I’m just rinsing the soapsuds off my face when the door opens. It’s Jim Morrison carrying his cigarettes. He has the look of exasperation I’ve started to think of as his 'Patricia Look'. He pokes around in my bag to find one of my purloined Poppi matchbooks, then sits down on the stool, and props his feet on the edge of the bathtub. His exhaustion is palpable, and I’m beginning to feel guilty for not going around to the Alta Cienega as he asked. Initially I assumed Patricia had gone to Miami to offer Jim her moral support. She soon made it clear he hadn’t invited her and that she’d gone down solely to confront him. Patricia had no sympathy for Jim’s plight whatsoever despite the fact that he was facing a possible prison term. It’s been decades now since I’ve felt any sympathy for her at all. I haven’t read Strange Days, and nor do I intend to, but I’ve had parts of it read to me, enough to know it’s simply a further and ever more spiteful rearranging of reality. Since its publication in 1992 Patricia has continued to demonstrate her truly vicious, vengeful and greedy nature.

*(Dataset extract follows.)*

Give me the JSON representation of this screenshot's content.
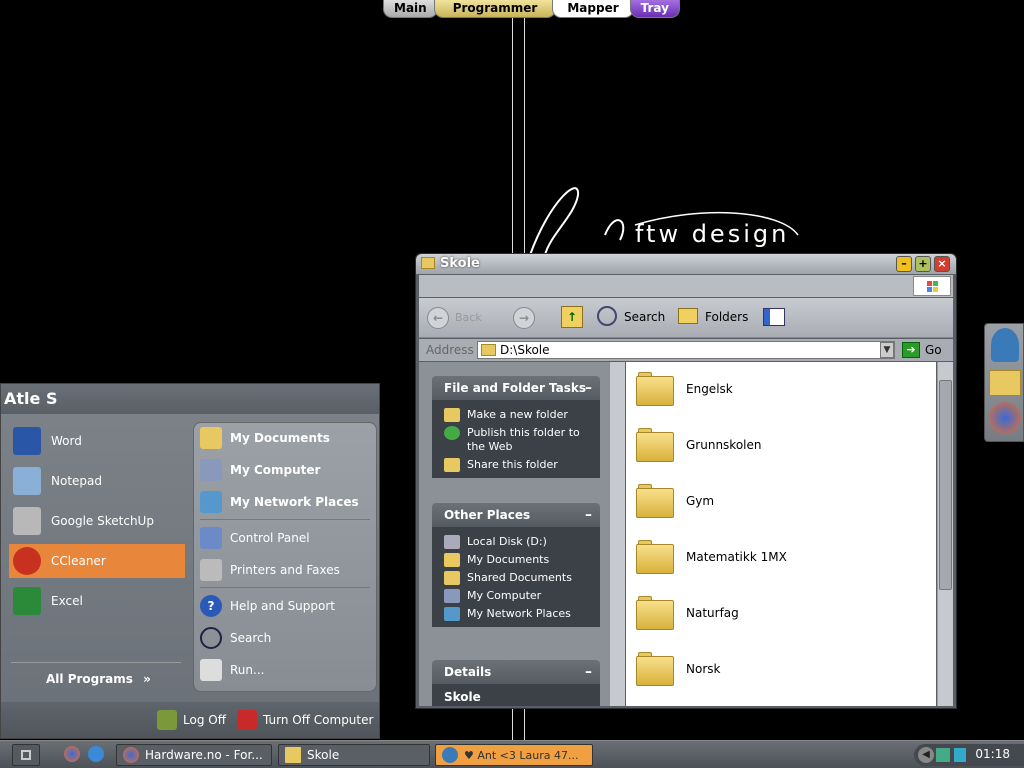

I was just drifting off when I noticed someone sitting down next to me on the sofa–I felt the cushions give under his weight. He placed his hands under my shoulders to lift me up, and bent to kiss me. He was so close I could feel the heat of his face over mine, and I knew it was Jim Morrison because I could feel his masculine smell. Then we kissed again softly and he tentatively slid his right hand under my skirt, while locking my eyes with his half-closed eyes. He started to unbutton my blouse and I touched his warm chest under his open shirt. The kiss continued to be wet, expansive and unreal. I felt like floating, his kiss like a peak of heavenly sugar through my bloodstream. Without saying any word, we went to my bedroom and immediately I lost notion of time. He was such a good kisser, slow and dreamy and fierce all at once. The next morning, I found Jim washing his hair and whistling, in a great mood. He smiled sleepily as I got in, picked up the soap and covered my body with white lather. Then he stood back so the hot water ran down my body, proving himself kind and considerate. As the soap slid smoothly between us, he kissed me sweetly. Then he lathered me up again, smiling childishly. Not without certain difficulty, we made love for the second time under the shower. “I’m going to dry off. But stay inside if you want,” he said, almost breathless when he was leaving the shower. --Tiffany Talks: Your Ballroom Days Are Over, Baby (1999) by Janet Erwin